(Beginning of SUPPLIED MATERIAL)

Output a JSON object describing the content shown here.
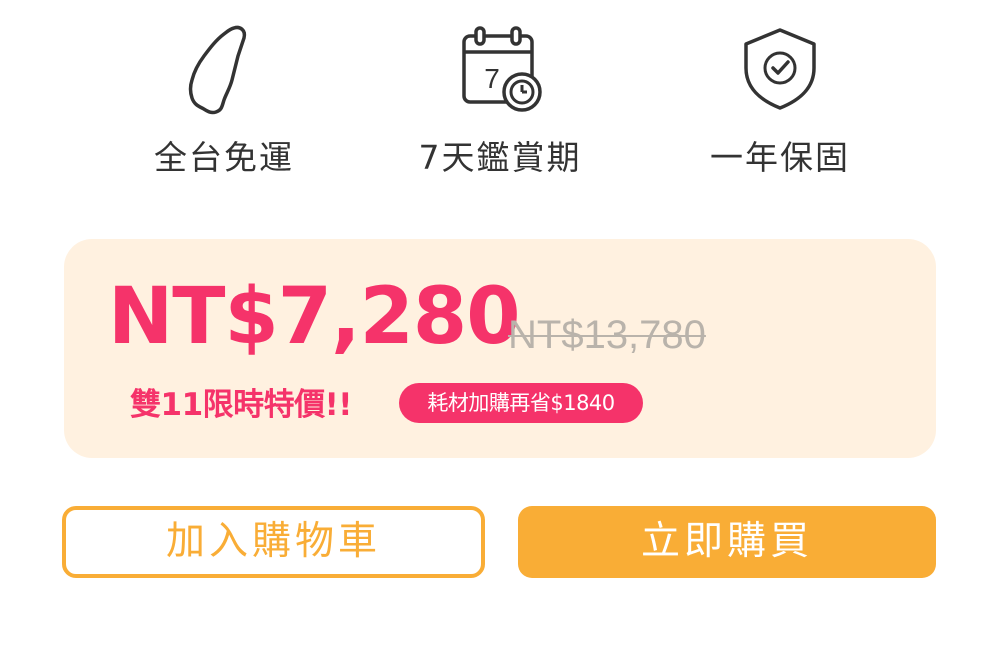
{
  "features": [
    {
      "icon": "taiwan-map-icon",
      "label": "全台免運"
    },
    {
      "icon": "calendar-clock-icon",
      "label": "7天鑑賞期",
      "icon_text": "7"
    },
    {
      "icon": "shield-check-icon",
      "label": "一年保固"
    }
  ],
  "pricing": {
    "current_price": "NT$7,280",
    "original_price": "NT$13,780",
    "promo_text": "雙11限時特價!!",
    "promo_badge": "耗材加購再省$1840"
  },
  "actions": {
    "add_to_cart_label": "加入購物車",
    "buy_now_label": "立即購買"
  },
  "colors": {
    "accent_pink": "#f5336a",
    "accent_orange": "#f9ad36",
    "card_background": "#fff1e0",
    "strikethrough_gray": "#b9b3ab"
  }
}
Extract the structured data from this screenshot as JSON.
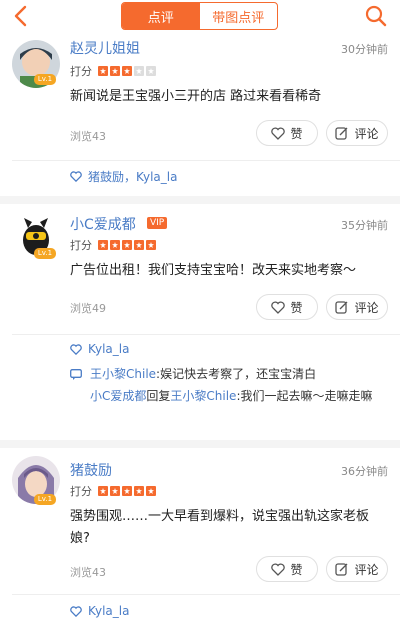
{
  "tabs": {
    "reviews": "点评",
    "photo_reviews": "带图点评"
  },
  "comments": [
    {
      "username": "赵灵儿姐姐",
      "level": "Lv.1",
      "time": "30分钟前",
      "rating_label": "打分",
      "stars": 3,
      "text": "新闻说是王宝强小三开的店 路过来看看稀奇",
      "views": "浏览43",
      "like_label": "赞",
      "comment_label": "评论",
      "likes": "猪鼓励，Kyla_la"
    },
    {
      "username": "小C爱成都",
      "vip": "VIP",
      "level": "Lv.1",
      "time": "35分钟前",
      "rating_label": "打分",
      "stars": 5,
      "text": "广告位出租！我们支持宝宝哈！改天来实地考察～",
      "views": "浏览49",
      "like_label": "赞",
      "comment_label": "评论",
      "likes": "Kyla_la",
      "replies": [
        {
          "name": "王小黎Chile",
          "text": ":娱记快去考察了，还宝宝清白"
        },
        {
          "name": "小C爱成都",
          "mid": "回复",
          "to": "王小黎Chile",
          "text": ":我们一起去嘛～走嘛走嘛"
        }
      ]
    },
    {
      "username": "猪鼓励",
      "level": "Lv.1",
      "time": "36分钟前",
      "rating_label": "打分",
      "stars": 5,
      "text": "强势围观……一大早看到爆料，说宝强出轨这家老板娘?",
      "views": "浏览43",
      "like_label": "赞",
      "comment_label": "评论",
      "likes": "Kyla_la"
    }
  ],
  "icons": {
    "back": "chevron-left-icon",
    "search": "search-icon",
    "like": "heart-icon",
    "comment": "edit-icon"
  },
  "colors": {
    "accent": "#f56a2e",
    "link": "#4a7cc6"
  }
}
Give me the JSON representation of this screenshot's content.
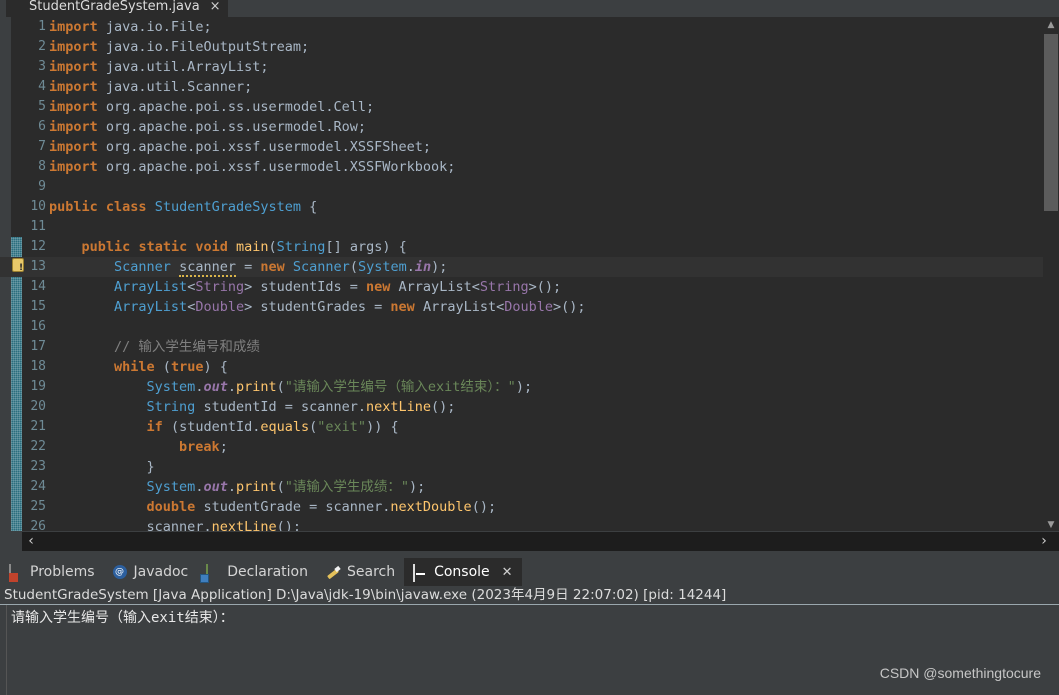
{
  "editor_tab": {
    "title": "StudentGradeSystem.java",
    "icon": "java-file-icon",
    "close": "×"
  },
  "code": {
    "first_line_number": 1,
    "highlighted_line": 13,
    "warning_line": 13,
    "fold_range_start_line": 12,
    "lines": [
      {
        "n": 1,
        "tokens": [
          {
            "t": "import",
            "c": "kw"
          },
          {
            "t": " java.io.File;",
            "c": "pln"
          }
        ]
      },
      {
        "n": 2,
        "tokens": [
          {
            "t": "import",
            "c": "kw"
          },
          {
            "t": " java.io.FileOutputStream;",
            "c": "pln"
          }
        ]
      },
      {
        "n": 3,
        "tokens": [
          {
            "t": "import",
            "c": "kw"
          },
          {
            "t": " java.util.ArrayList;",
            "c": "pln"
          }
        ]
      },
      {
        "n": 4,
        "tokens": [
          {
            "t": "import",
            "c": "kw"
          },
          {
            "t": " java.util.Scanner;",
            "c": "pln"
          }
        ]
      },
      {
        "n": 5,
        "tokens": [
          {
            "t": "import",
            "c": "kw"
          },
          {
            "t": " org.apache.poi.ss.usermodel.Cell;",
            "c": "pln"
          }
        ]
      },
      {
        "n": 6,
        "tokens": [
          {
            "t": "import",
            "c": "kw"
          },
          {
            "t": " org.apache.poi.ss.usermodel.Row;",
            "c": "pln"
          }
        ]
      },
      {
        "n": 7,
        "tokens": [
          {
            "t": "import",
            "c": "kw"
          },
          {
            "t": " org.apache.poi.xssf.usermodel.XSSFSheet;",
            "c": "pln"
          }
        ]
      },
      {
        "n": 8,
        "tokens": [
          {
            "t": "import",
            "c": "kw"
          },
          {
            "t": " org.apache.poi.xssf.usermodel.XSSFWorkbook;",
            "c": "pln"
          }
        ]
      },
      {
        "n": 9,
        "tokens": []
      },
      {
        "n": 10,
        "tokens": [
          {
            "t": "public",
            "c": "kw"
          },
          {
            "t": " ",
            "c": "pln"
          },
          {
            "t": "class",
            "c": "kw"
          },
          {
            "t": " ",
            "c": "pln"
          },
          {
            "t": "StudentGradeSystem",
            "c": "typ"
          },
          {
            "t": " {",
            "c": "pln"
          }
        ]
      },
      {
        "n": 11,
        "tokens": []
      },
      {
        "n": 12,
        "tokens": [
          {
            "t": "    ",
            "c": "pln"
          },
          {
            "t": "public",
            "c": "kw"
          },
          {
            "t": " ",
            "c": "pln"
          },
          {
            "t": "static",
            "c": "kw"
          },
          {
            "t": " ",
            "c": "pln"
          },
          {
            "t": "void",
            "c": "kw"
          },
          {
            "t": " ",
            "c": "pln"
          },
          {
            "t": "main",
            "c": "fn"
          },
          {
            "t": "(",
            "c": "pln"
          },
          {
            "t": "String",
            "c": "typ"
          },
          {
            "t": "[] args) {",
            "c": "pln"
          }
        ]
      },
      {
        "n": 13,
        "tokens": [
          {
            "t": "        ",
            "c": "pln"
          },
          {
            "t": "Scanner",
            "c": "typ"
          },
          {
            "t": " ",
            "c": "pln"
          },
          {
            "t": "scanner",
            "c": "pln warn-underline"
          },
          {
            "t": " = ",
            "c": "pln"
          },
          {
            "t": "new",
            "c": "kw"
          },
          {
            "t": " ",
            "c": "pln"
          },
          {
            "t": "Scanner",
            "c": "typ"
          },
          {
            "t": "(",
            "c": "pln"
          },
          {
            "t": "System",
            "c": "typ"
          },
          {
            "t": ".",
            "c": "pln"
          },
          {
            "t": "in",
            "c": "fld"
          },
          {
            "t": ");",
            "c": "pln"
          }
        ]
      },
      {
        "n": 14,
        "tokens": [
          {
            "t": "        ",
            "c": "pln"
          },
          {
            "t": "ArrayList",
            "c": "typ"
          },
          {
            "t": "<",
            "c": "pln"
          },
          {
            "t": "String",
            "c": "gen"
          },
          {
            "t": "> studentIds = ",
            "c": "pln"
          },
          {
            "t": "new",
            "c": "kw"
          },
          {
            "t": " ArrayList<",
            "c": "pln"
          },
          {
            "t": "String",
            "c": "gen"
          },
          {
            "t": ">();",
            "c": "pln"
          }
        ]
      },
      {
        "n": 15,
        "tokens": [
          {
            "t": "        ",
            "c": "pln"
          },
          {
            "t": "ArrayList",
            "c": "typ"
          },
          {
            "t": "<",
            "c": "pln"
          },
          {
            "t": "Double",
            "c": "gen"
          },
          {
            "t": "> studentGrades = ",
            "c": "pln"
          },
          {
            "t": "new",
            "c": "kw"
          },
          {
            "t": " ArrayList<",
            "c": "pln"
          },
          {
            "t": "Double",
            "c": "gen"
          },
          {
            "t": ">();",
            "c": "pln"
          }
        ]
      },
      {
        "n": 16,
        "tokens": []
      },
      {
        "n": 17,
        "tokens": [
          {
            "t": "        ",
            "c": "pln"
          },
          {
            "t": "// 输入学生编号和成绩",
            "c": "cmt"
          }
        ]
      },
      {
        "n": 18,
        "tokens": [
          {
            "t": "        ",
            "c": "pln"
          },
          {
            "t": "while",
            "c": "kw"
          },
          {
            "t": " (",
            "c": "pln"
          },
          {
            "t": "true",
            "c": "kw"
          },
          {
            "t": ") {",
            "c": "pln"
          }
        ]
      },
      {
        "n": 19,
        "tokens": [
          {
            "t": "            ",
            "c": "pln"
          },
          {
            "t": "System",
            "c": "typ"
          },
          {
            "t": ".",
            "c": "pln"
          },
          {
            "t": "out",
            "c": "fld"
          },
          {
            "t": ".",
            "c": "pln"
          },
          {
            "t": "print",
            "c": "fn"
          },
          {
            "t": "(",
            "c": "pln"
          },
          {
            "t": "\"请输入学生编号（输入exit结束）：\"",
            "c": "str"
          },
          {
            "t": ");",
            "c": "pln"
          }
        ]
      },
      {
        "n": 20,
        "tokens": [
          {
            "t": "            ",
            "c": "pln"
          },
          {
            "t": "String",
            "c": "typ"
          },
          {
            "t": " studentId = scanner.",
            "c": "pln"
          },
          {
            "t": "nextLine",
            "c": "fn"
          },
          {
            "t": "();",
            "c": "pln"
          }
        ]
      },
      {
        "n": 21,
        "tokens": [
          {
            "t": "            ",
            "c": "pln"
          },
          {
            "t": "if",
            "c": "kw"
          },
          {
            "t": " (studentId.",
            "c": "pln"
          },
          {
            "t": "equals",
            "c": "fn"
          },
          {
            "t": "(",
            "c": "pln"
          },
          {
            "t": "\"exit\"",
            "c": "str"
          },
          {
            "t": ")) {",
            "c": "pln"
          }
        ]
      },
      {
        "n": 22,
        "tokens": [
          {
            "t": "                ",
            "c": "pln"
          },
          {
            "t": "break",
            "c": "kw"
          },
          {
            "t": ";",
            "c": "pln"
          }
        ]
      },
      {
        "n": 23,
        "tokens": [
          {
            "t": "            }",
            "c": "pln"
          }
        ]
      },
      {
        "n": 24,
        "tokens": [
          {
            "t": "            ",
            "c": "pln"
          },
          {
            "t": "System",
            "c": "typ"
          },
          {
            "t": ".",
            "c": "pln"
          },
          {
            "t": "out",
            "c": "fld"
          },
          {
            "t": ".",
            "c": "pln"
          },
          {
            "t": "print",
            "c": "fn"
          },
          {
            "t": "(",
            "c": "pln"
          },
          {
            "t": "\"请输入学生成绩：\"",
            "c": "str"
          },
          {
            "t": ");",
            "c": "pln"
          }
        ]
      },
      {
        "n": 25,
        "tokens": [
          {
            "t": "            ",
            "c": "pln"
          },
          {
            "t": "double",
            "c": "kw"
          },
          {
            "t": " studentGrade = scanner.",
            "c": "pln"
          },
          {
            "t": "nextDouble",
            "c": "fn"
          },
          {
            "t": "();",
            "c": "pln"
          }
        ]
      },
      {
        "n": 26,
        "tokens": [
          {
            "t": "            ",
            "c": "pln"
          },
          {
            "t": "scanner.",
            "c": "pln"
          },
          {
            "t": "nextLine",
            "c": "fn"
          },
          {
            "t": "();",
            "c": "pln"
          }
        ]
      }
    ]
  },
  "editor_scrollbars": {
    "up_arrow": "▲",
    "down_arrow": "▼",
    "left_arrow": "‹",
    "right_arrow": "›"
  },
  "view_tabs": [
    {
      "label": "Problems",
      "icon": "problems-icon",
      "active": false,
      "closable": false
    },
    {
      "label": "Javadoc",
      "icon": "javadoc-icon",
      "active": false,
      "closable": false
    },
    {
      "label": "Declaration",
      "icon": "declaration-icon",
      "active": false,
      "closable": false
    },
    {
      "label": "Search",
      "icon": "search-icon",
      "active": false,
      "closable": false
    },
    {
      "label": "Console",
      "icon": "console-icon",
      "active": true,
      "closable": true,
      "close": "✕"
    }
  ],
  "console": {
    "status_line": "StudentGradeSystem [Java Application] D:\\Java\\jdk-19\\bin\\javaw.exe  (2023年4月9日 22:07:02) [pid: 14244]",
    "output_lines": [
      "请输入学生编号（输入exit结束）："
    ]
  },
  "watermark": "CSDN @somethingtocure",
  "colors": {
    "editor_bg": "#2b2b2b",
    "chrome_bg": "#3c3f41",
    "keyword": "#cc7832",
    "type": "#4e9fd1",
    "string": "#6a8759",
    "comment": "#808080",
    "method": "#ffc66d",
    "generic": "#9876aa",
    "line_number": "#6f8b96",
    "fold_band": "#2b6e7e"
  }
}
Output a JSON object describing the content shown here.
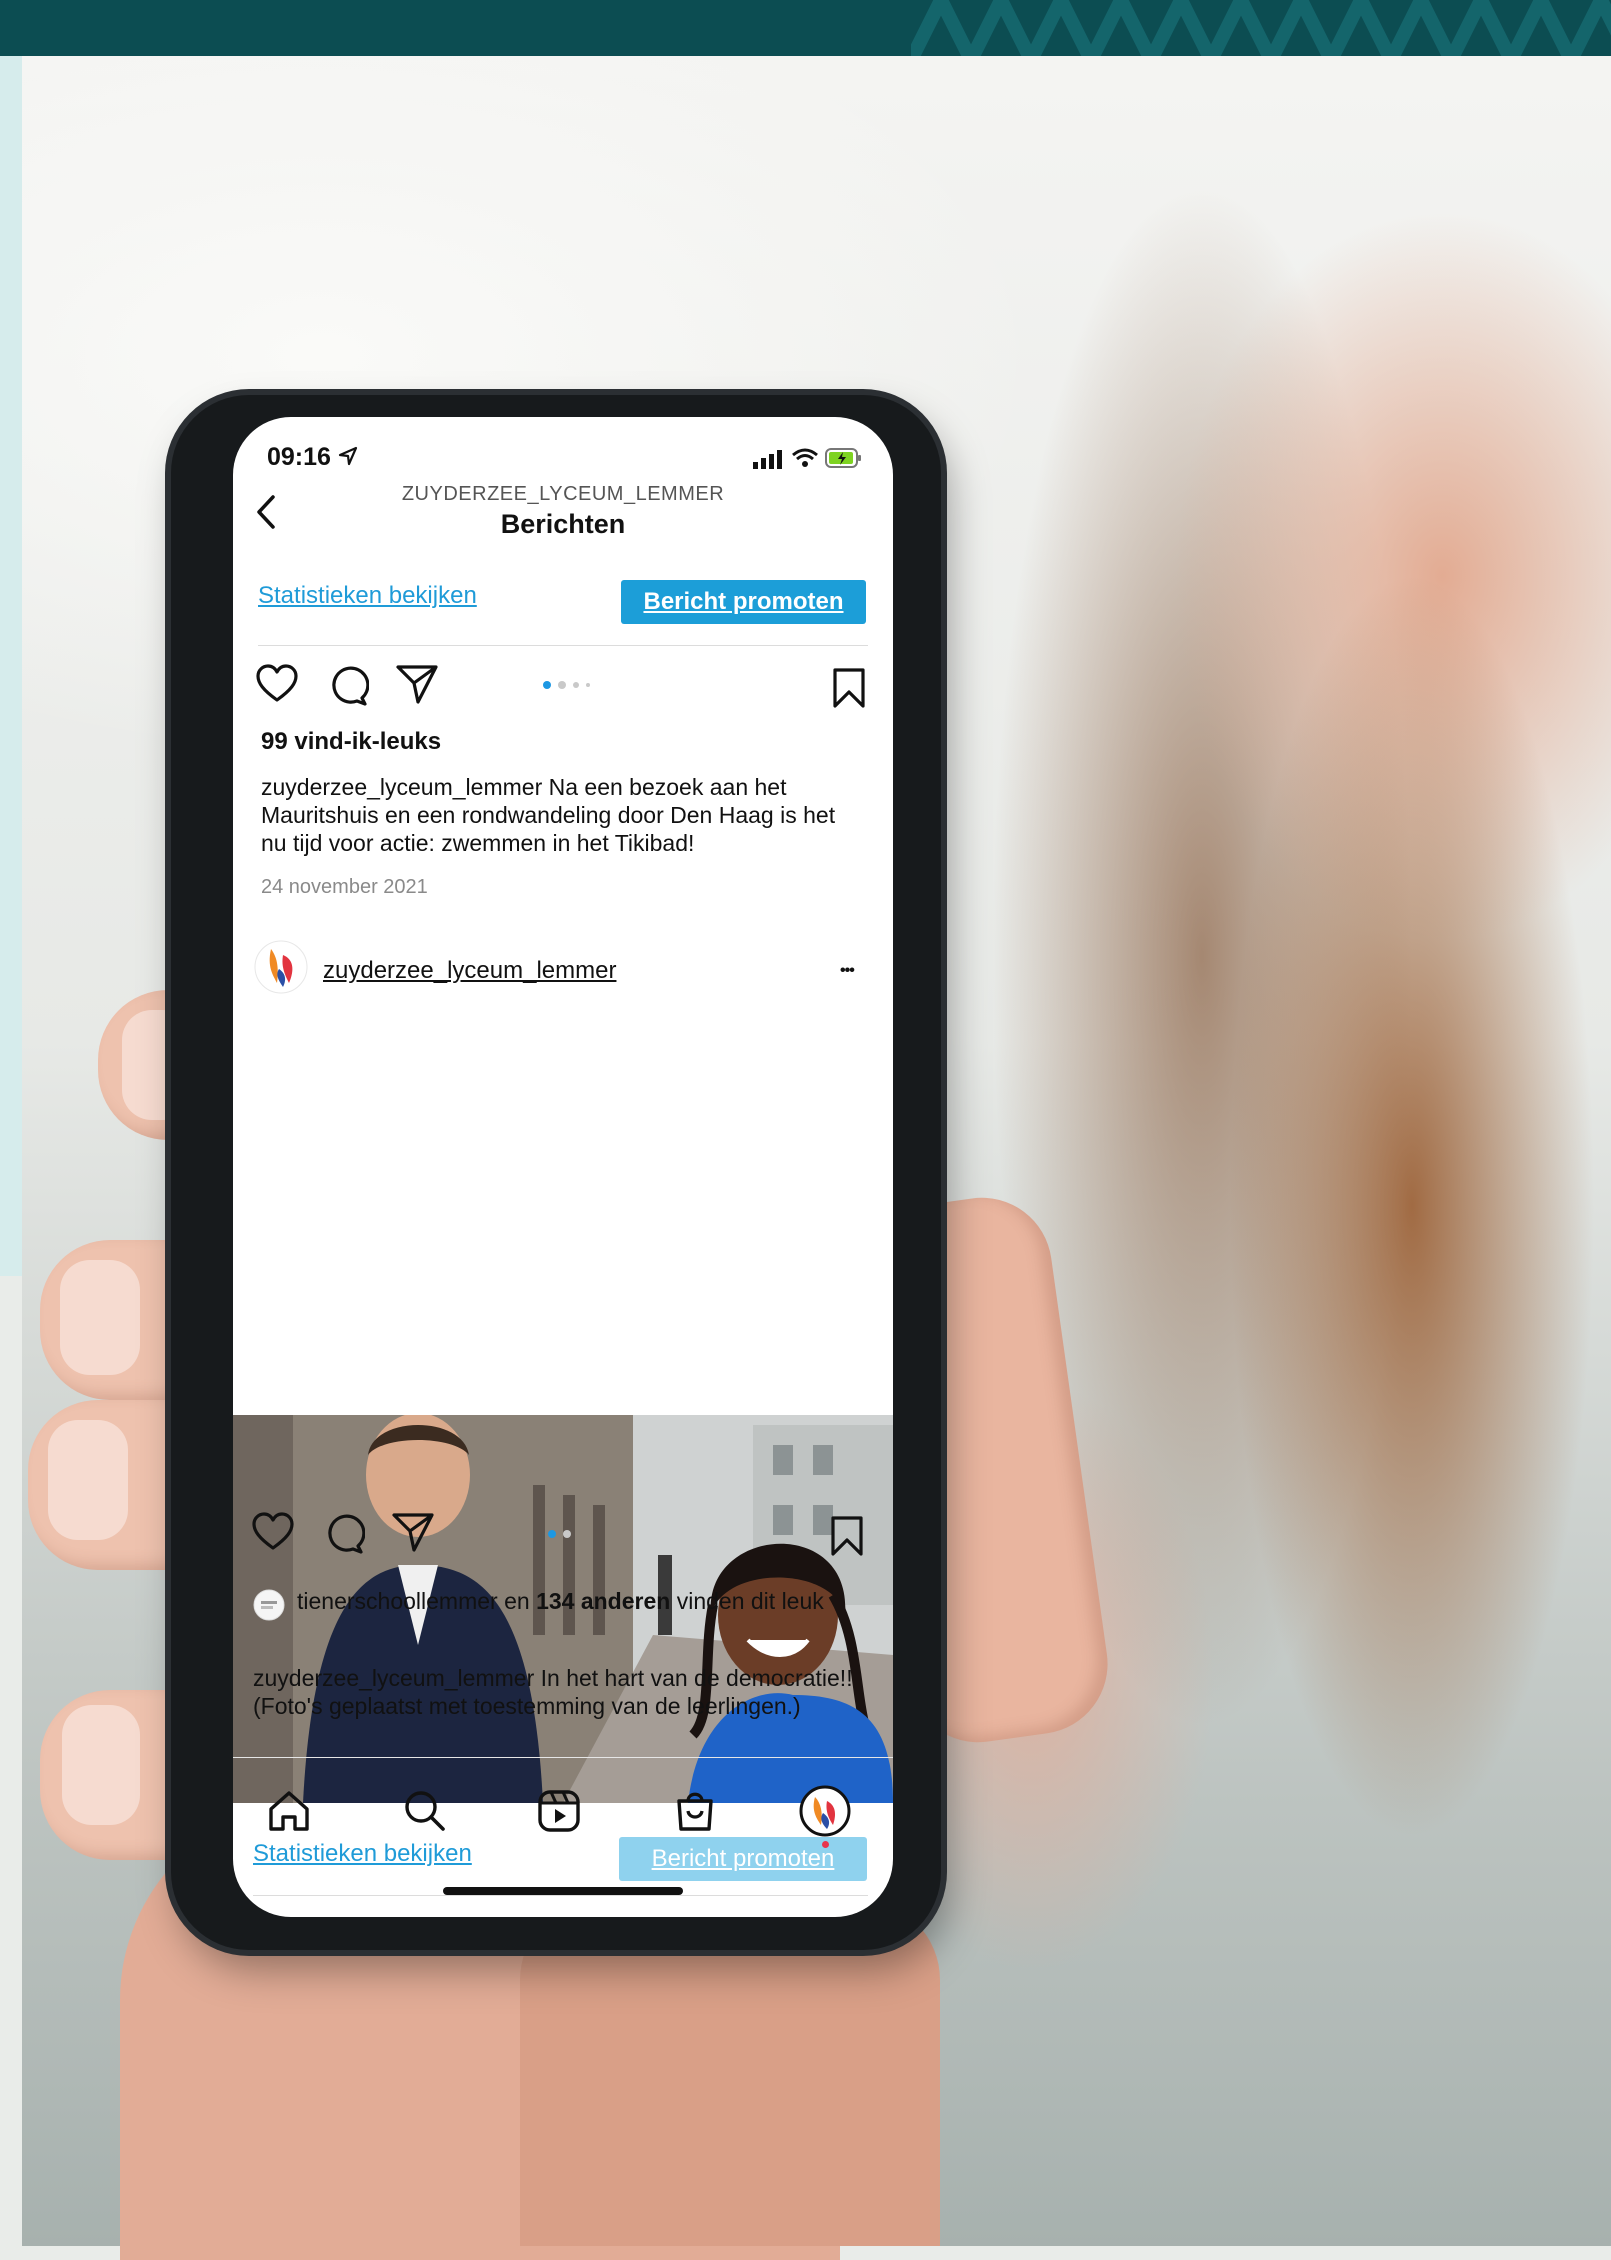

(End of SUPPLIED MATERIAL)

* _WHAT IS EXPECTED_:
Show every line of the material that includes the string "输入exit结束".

* _OUTPUT OF THE EXERCISE_:
            "t": "\"请输入学生编号（输入exit结束）：\"",
      "请输入学生编号（输入exit结束）："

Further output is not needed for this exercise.